It's his training partner, his gold-medal machine and his therapy on wheels.
Now, Mike Mazzuocco's racing bike is gone.
The 18-year-old St. Catharines teen underwent a double lung transplant in 2007 and recovered in time to win gold at the Canadian Transplant Games last summer.
The Grade 12 student at West Park Secondary School has been training hard for the World Transplant Games this summer in Australia -- until someone stole his silver-black training bike last week.
"We can't afford to replace it, so I would definitely like it back," said Mazzuocco, whose bike was stolen from behind the Fourth Avenue Tim Hortons where he works.
The Norco bicycle cost about $400, but it's worth considerably more to the cycling teen.
Mazzuocco was riding the bike when he won the five-kilometer timed trial at the Canadian Transplant Games in Windsor. That's just about eight months after his double lung transplant, a successful blow in his battle against cystic fibrosis.
Sentimental value aside, Mazzuocco uses the bike to exercise his lungs and train for his next challenge: a 20-kilometre race at the World Transplant Games.
"I'm usually out on it four times a week," he said. "It (the theft) has slowed down my training, for sure."
Mazzuocco used to ride the bike to work, too.
A co-worker and a supervisor saw the theft in progress, but arrived too late to stop the male from riding away last Wednesday night.
The theft has infuriated Mazzuocco's mother, Jeannie.
"This bike means a lot to Mike," she said. "The longer this goes unresolved, the more his training is jeopardized.... The whole scenario can have no happy ending unless that bike is recovered."
The family believes they've seen the culpr it hanging around the coffee shop in the past. They've filed a report with Niagara Regional Police, and Jeannie Mazzuocco added she hopes her son's loss serves as a warning to other city cyclists.
Const. Jacquie Forgeron said police are investigating, but haven't found the bike or the culprit yet.

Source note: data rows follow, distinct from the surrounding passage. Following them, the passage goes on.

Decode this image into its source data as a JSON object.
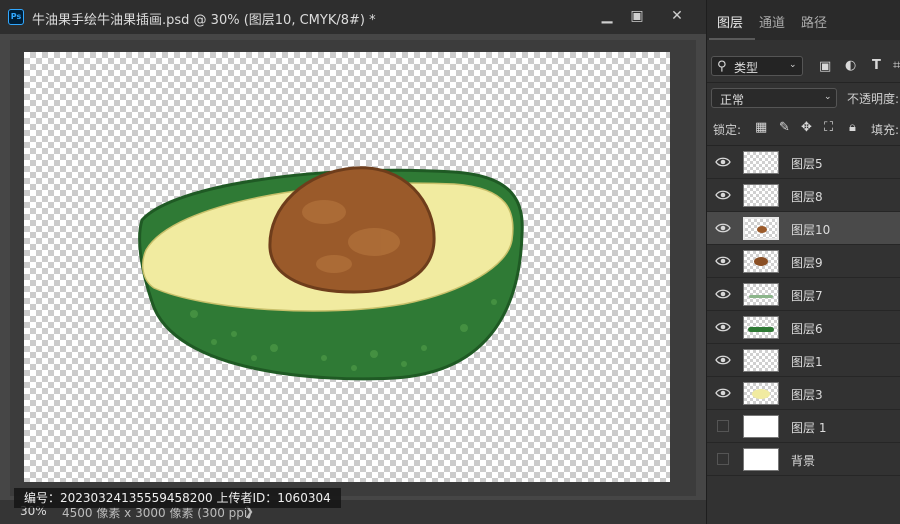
{
  "document": {
    "app_icon": "Ps",
    "title": "牛油果手绘牛油果插画.psd @ 30% (图层10, CMYK/8#) *",
    "window_buttons": [
      "minimize-icon",
      "maximize-icon",
      "close-icon"
    ],
    "zoom": "30%",
    "doc_size": "4500 像素 x 3000 像素 (300 ppi)",
    "status_arrow": "❯",
    "watermark": "编号：20230324135559458200  上传者ID：1060304"
  },
  "panel": {
    "tabs": [
      {
        "label": "图层",
        "active": true
      },
      {
        "label": "通道",
        "active": false
      },
      {
        "label": "路径",
        "active": false
      }
    ],
    "filter": {
      "label": "类型",
      "icons": [
        "search-icon",
        "image-filter-icon",
        "adjustment-filter-icon",
        "type-filter-icon",
        "shape-filter-icon"
      ]
    },
    "blend_mode": "正常",
    "opacity_label": "不透明度:",
    "lock_label": "锁定:",
    "fill_label": "填充:",
    "layers": [
      {
        "name": "图层5",
        "visible": true,
        "selected": false,
        "thumb": "checker"
      },
      {
        "name": "图层8",
        "visible": true,
        "selected": false,
        "thumb": "checker"
      },
      {
        "name": "图层10",
        "visible": true,
        "selected": true,
        "thumb": "checker"
      },
      {
        "name": "图层9",
        "visible": true,
        "selected": false,
        "thumb": "checker"
      },
      {
        "name": "图层7",
        "visible": true,
        "selected": false,
        "thumb": "checker"
      },
      {
        "name": "图层6",
        "visible": true,
        "selected": false,
        "thumb": "checker"
      },
      {
        "name": "图层1",
        "visible": true,
        "selected": false,
        "thumb": "checker"
      },
      {
        "name": "图层3",
        "visible": true,
        "selected": false,
        "thumb": "checker"
      },
      {
        "name": "图层 1",
        "visible": false,
        "selected": false,
        "thumb": "white"
      },
      {
        "name": "背景",
        "visible": false,
        "selected": false,
        "thumb": "white"
      }
    ]
  },
  "colors": {
    "avocado_skin": "#2f7a35",
    "avocado_flesh": "#f1eba0",
    "avocado_seed": "#9a5a2a"
  }
}
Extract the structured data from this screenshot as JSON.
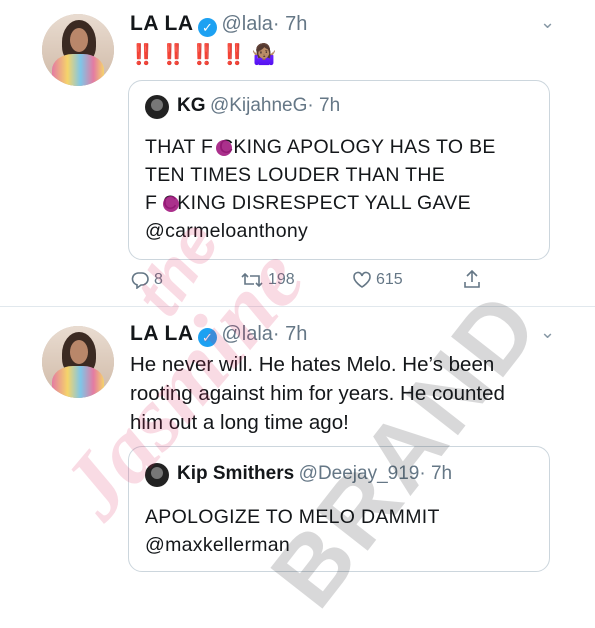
{
  "tweet1": {
    "display_name": "LA LA",
    "handle": "@lala",
    "time": "· 7h",
    "text": "‼️ ‼️ ‼️ ‼️ 🤷🏽‍♀️",
    "quote": {
      "name": "KG",
      "handle": "@KijahneG",
      "time": "· 7h",
      "line1": "THAT F  CKING APOLOGY HAS TO BE",
      "line2": "TEN TIMES LOUDER THAN THE",
      "line3": "F  CKING DISRESPECT YALL GAVE",
      "line4": "@carmeloanthony"
    },
    "actions": {
      "replies": "8",
      "retweets": "198",
      "likes": "615"
    }
  },
  "tweet2": {
    "display_name": "LA LA",
    "handle": "@lala",
    "time": "· 7h",
    "line1": "He never will. He hates Melo. He’s been",
    "line2": "rooting against him for years. He counted",
    "line3": "him out a long time ago!",
    "quote": {
      "name": "Kip Smithers",
      "handle": "@Deejay_919",
      "time": "· 7h",
      "line1": "APOLOGIZE TO MELO DAMMIT",
      "line2": "@maxkellerman"
    }
  },
  "watermark": {
    "top": "the",
    "middle": "Jasmine",
    "bottom": "BRAND"
  },
  "colors": {
    "accent": "#1da1f2",
    "text": "#14171a",
    "muted": "#657786",
    "border": "#ccd6dd",
    "watermark_pink": "#e0245e"
  }
}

She urged all bike owners to record the registration number and take photos of new bicycles. To self-register your bike with police, visit this site.
Mazzuocco isn't completely without wheels.

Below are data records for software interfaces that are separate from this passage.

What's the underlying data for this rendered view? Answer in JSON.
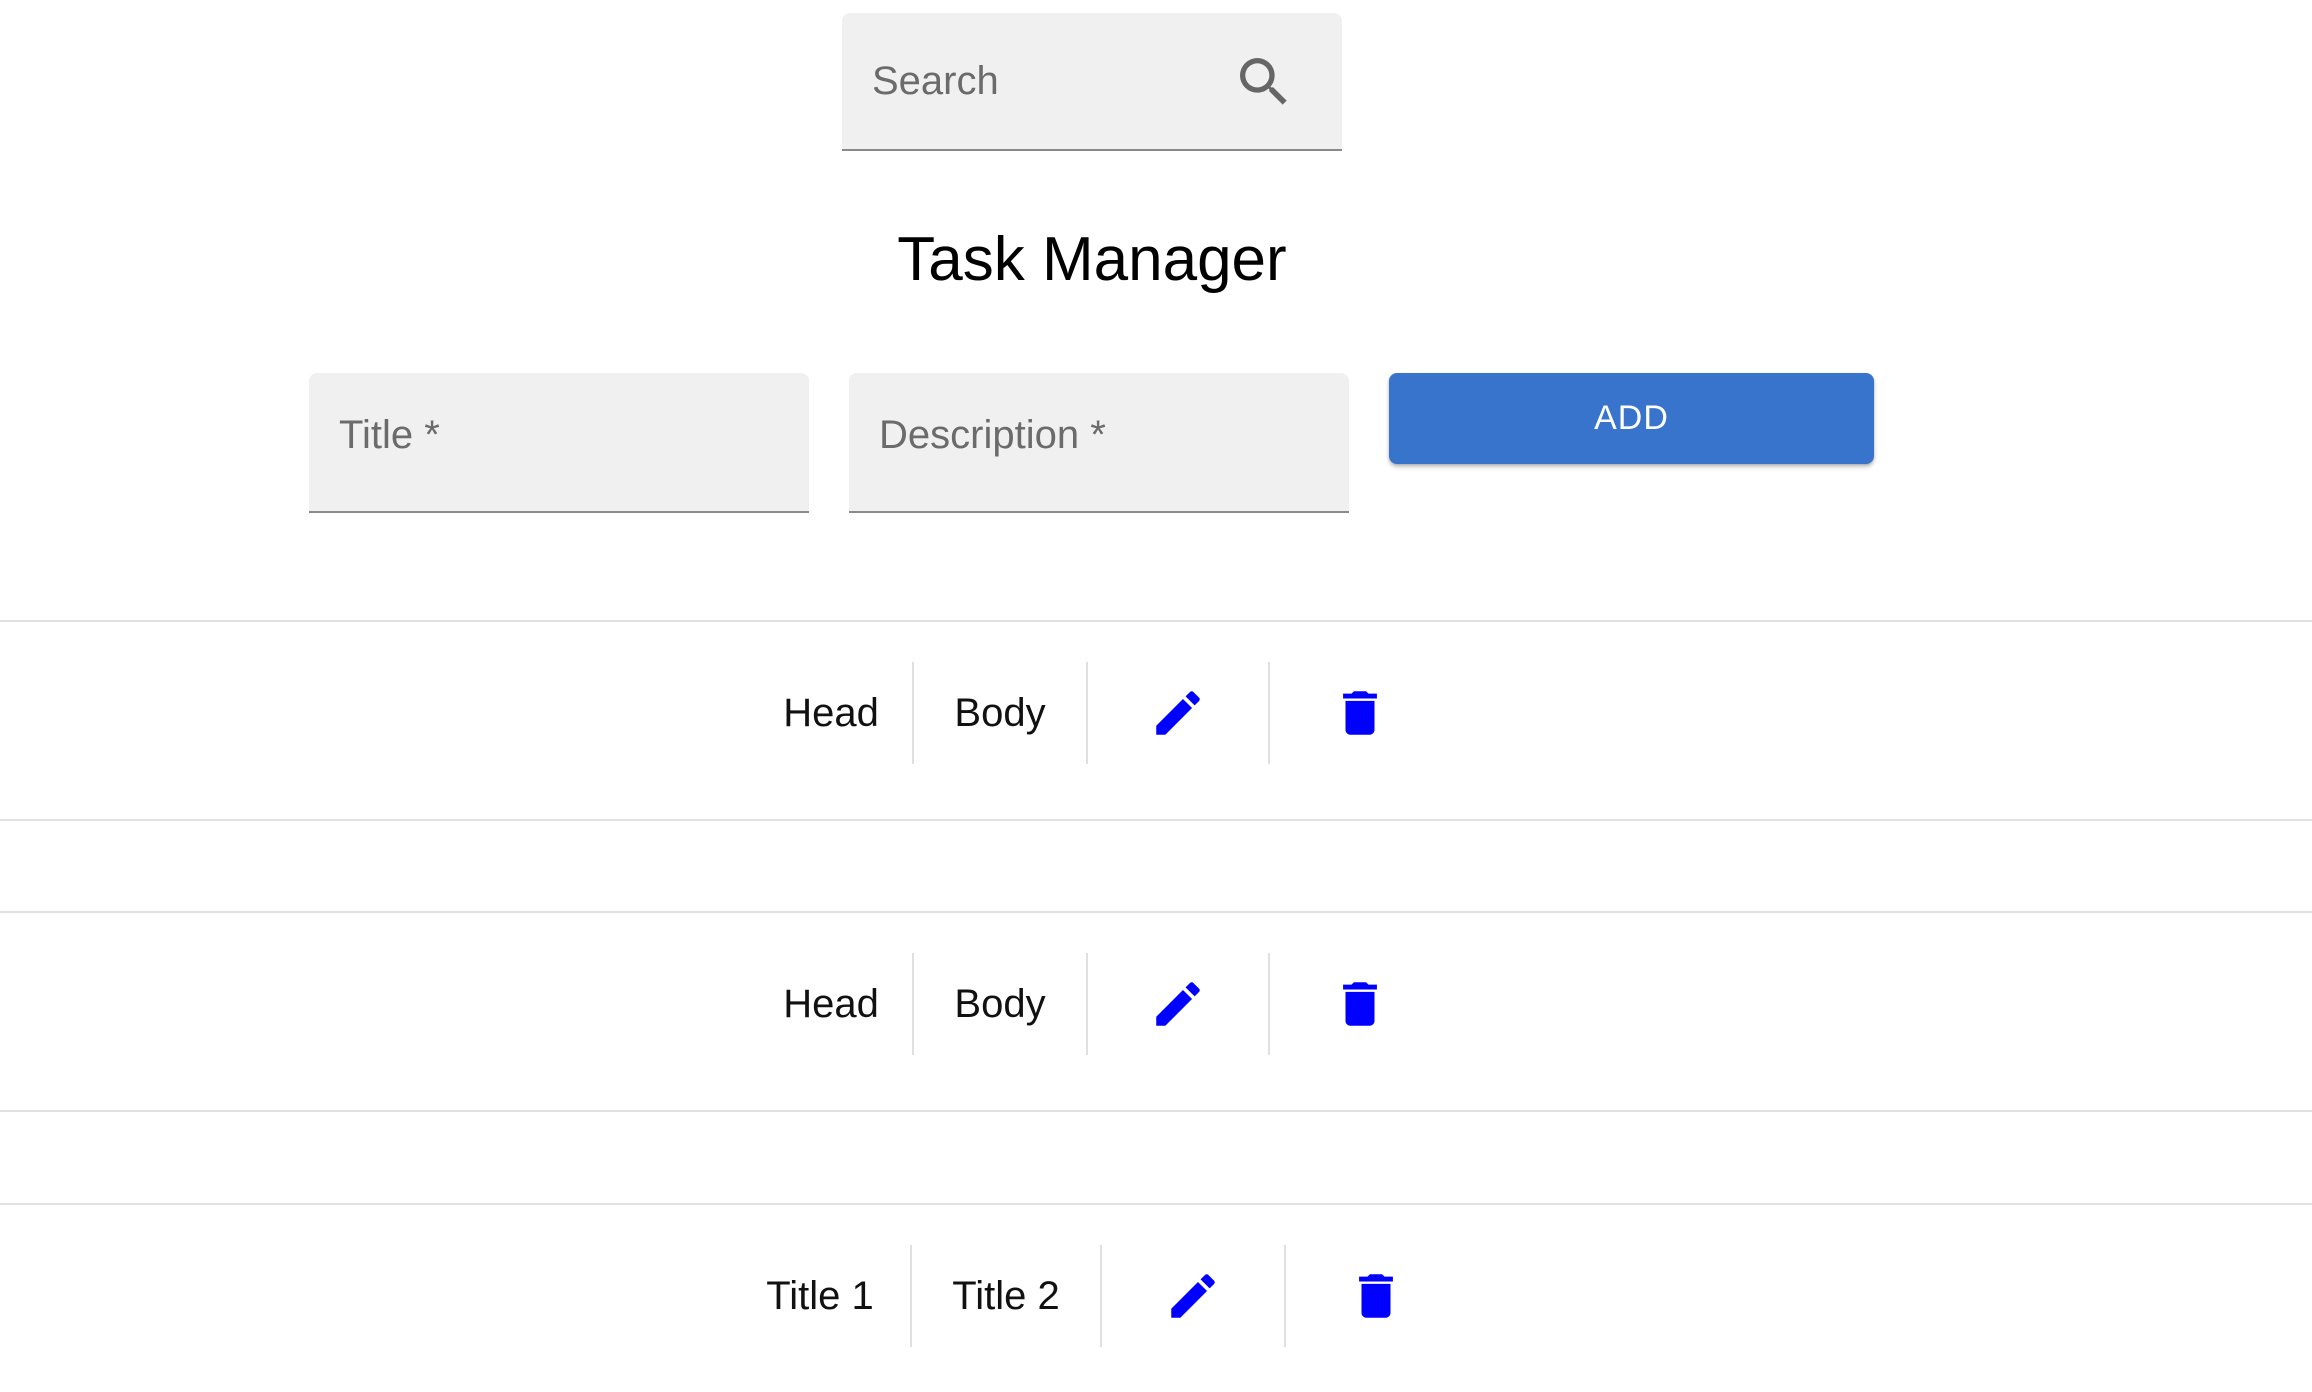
{
  "search": {
    "placeholder": "Search",
    "icon": "search-icon"
  },
  "title": "Task Manager",
  "form": {
    "title_label": "Title *",
    "description_label": "Description *",
    "add_label": "ADD"
  },
  "tasks": [
    {
      "title": "Head",
      "description": "Body"
    },
    {
      "title": "Head",
      "description": "Body"
    },
    {
      "title": "Title 1",
      "description": "Title 2"
    }
  ],
  "colors": {
    "accent": "#3874cb",
    "icon": "#0000ff",
    "field_bg": "#f0f0f0"
  },
  "icons": {
    "edit": "pencil-icon",
    "delete": "trash-icon"
  }
}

He has a new competition bike he hopes to use for the big race in Australia. But he's hoping to avoid using it for the daily training grind -- "and there's no way I'll be leaving that at work," he added.

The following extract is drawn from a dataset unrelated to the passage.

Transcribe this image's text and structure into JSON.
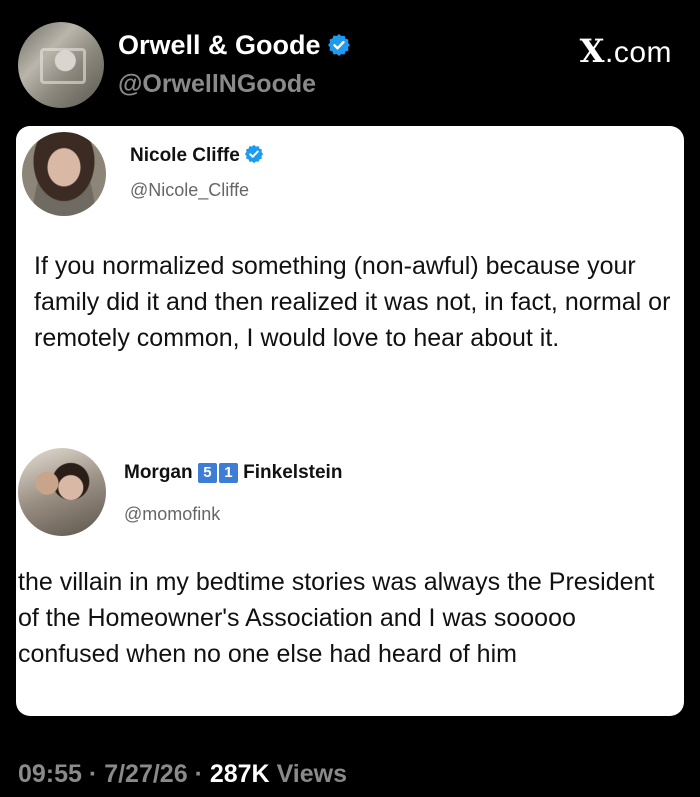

The family doesn't plan to replace the training bike. They're already under the gun to fundraise $10,000 to get the aspiring athlete to Australia's Gold Coast for the world games.
On the upside, fundraising is going well, Mazzuocco said. His former and current schools, Grapeview and West Park, have helped a lot, he said, along with many individuals and community groups. So far, he's raised more than $6,800.
Now, Mazzuocco is hoping police or a watchful member of the public can help him reclaim his bike.
The bicycle is silver and black with wide, treadless tires. Identifying features include front shocks and a metal water bottle holder near the bottom of the frame.
To learn more about Mike Mazzuocco's campaign or donate, visit:
“You Have the Power to Save Lives – Sign Your Donor Card & Tell Your Loved Ones of Your Decision”
In Great Britain, register at NHS Organ Donor Register
In Australia, register at Australian Organ Donor Register
Your generosity can save up to eight lives with heart, kidneys, liver, lungs, pancreas and small intestine transplants. One tissue donor can help up to 100 other people by donating skin, corneas, bone, tendon, ligaments and heart valves